Obituary: Rev Bill Clarke
Rev Bill Clarke: Born October 18th, 1924 – Died February 12th, 2017
Rev Bill Clarke, who has died in his 94th year, was a Presbyterian minister noted for pastoral care, empathy for the disadvantaged and sick, and commitment to education. During his long ministry, he served in Dundalk and then Omagh.
He was noted for his healing ministry, which attracted people from a variety of backgrounds. As an educationalist, he served as a governor of several schools in Tyrone and Louth, and as chair of the Western Education and Library Board.
Home wine-making was one of his hobbies. Visitors to his home greatly admired his vintages. He was also a link to the small group who kept uileann pipe playing alive in the first half of the last century. His father William Clarke made one of the first commercial recordings of uileann pipe playing, in 1928. His son was proud to live to see a plaque in his honour unveiled in their native Ballybay, Co Monaghan.
Robert William Wylie Clarke was born just outside Ballybay, Co Monaghan, in October 1924, youngest of three children, two boys and a girl, to Robert William Clarke, a clock-maker and jeweller, and his wife Margaret (née Johnson).
House full of music
The young Bill Clarke grew up in a house full of music. As well as being an uileann piper, Robert William Clarke played the bagpipes in a local pipe band. As a child, Bill Clarke used often listen to groups of musicians play at night in the house which was a meeting place for musicians, uileann pipers in particular.
These were an eclectic bunch, including James Ennis of Dublin, father of piper and folklorist Séamus Ennis, and Br Gildas, an uileann-piping De la Salle Christian brother from Kerry. Tragically, William Clarke died of tuberculosis when his younger son was nine, and the music was stilled.
The Rev Clarke was educated at Hall St National School, Ballybay; the Masonic School, Dublin; and Trinity College Dublin, where he studied English and French. After Trinity, he studied for the ministry, first at Edinburgh University, then at Assembly’s College, Belfast.

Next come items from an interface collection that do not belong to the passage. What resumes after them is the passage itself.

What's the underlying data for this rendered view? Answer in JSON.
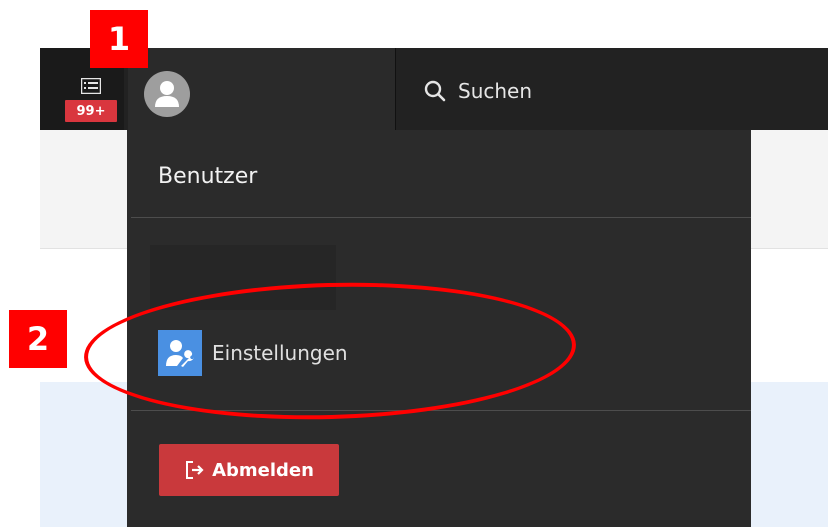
{
  "notifications": {
    "badge": "99+",
    "icon": "list-icon",
    "badge_color": "#d9363e"
  },
  "user": {
    "avatar_icon": "user-avatar-icon"
  },
  "search": {
    "label": "Suchen",
    "icon": "search-icon"
  },
  "dropdown": {
    "title": "Benutzer",
    "settings": {
      "label": "Einstellungen",
      "icon": "user-settings-icon",
      "icon_color": "#4a90e2"
    },
    "logout": {
      "label": "Abmelden",
      "icon": "logout-icon",
      "color": "#c9393c"
    }
  },
  "annotations": [
    {
      "label": "1",
      "color": "#ff0000"
    },
    {
      "label": "2",
      "color": "#ff0000"
    }
  ]
}
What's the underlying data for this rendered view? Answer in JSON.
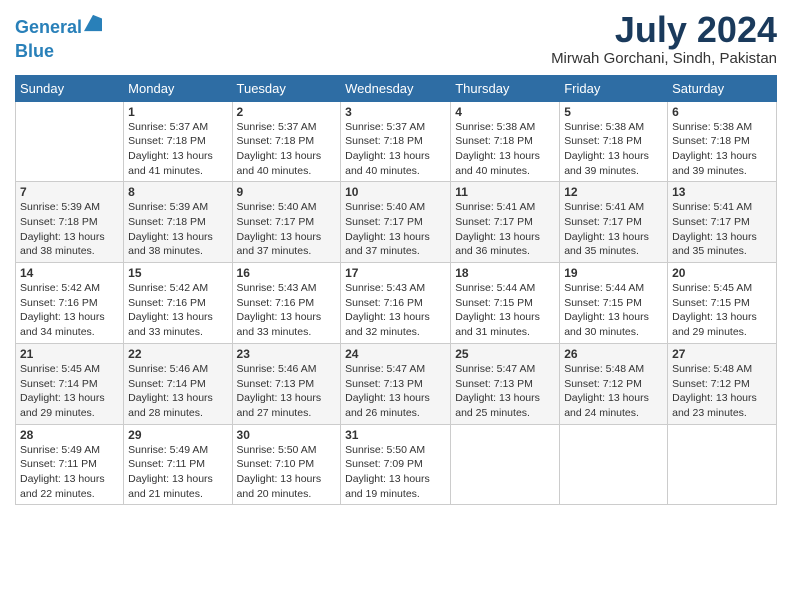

Prior to ordination he was a student assistant minister in an Edinburgh church. During that time, he spent the summer supplying the pulpit in parts of the Orkney Islands.
After ordination, he was assistant minister in McQuiston Memorial Church in Belfast. For over 20 years he ministered to the congregations of Dundalk, Carlingford and Castlebellingham.
In 1971 he moved to Tyrone, as Minister of Trinity Church, Omagh, and Gillygooley. Afterwards, he was fortunate to enjoy over quarter of a century of retirement. During much of it, he supplied the pulpit in churches in the Derry and Donegal Presbytery. However, he faced personal tragedy later in life, with the deaths of his wife and only son.
He is survived by his daughter-in-law Kathryn; grandchildren Alice, Adam and Daniel; and sister-in-law Martha. He was predeceased by his wife Alice, and son Liam.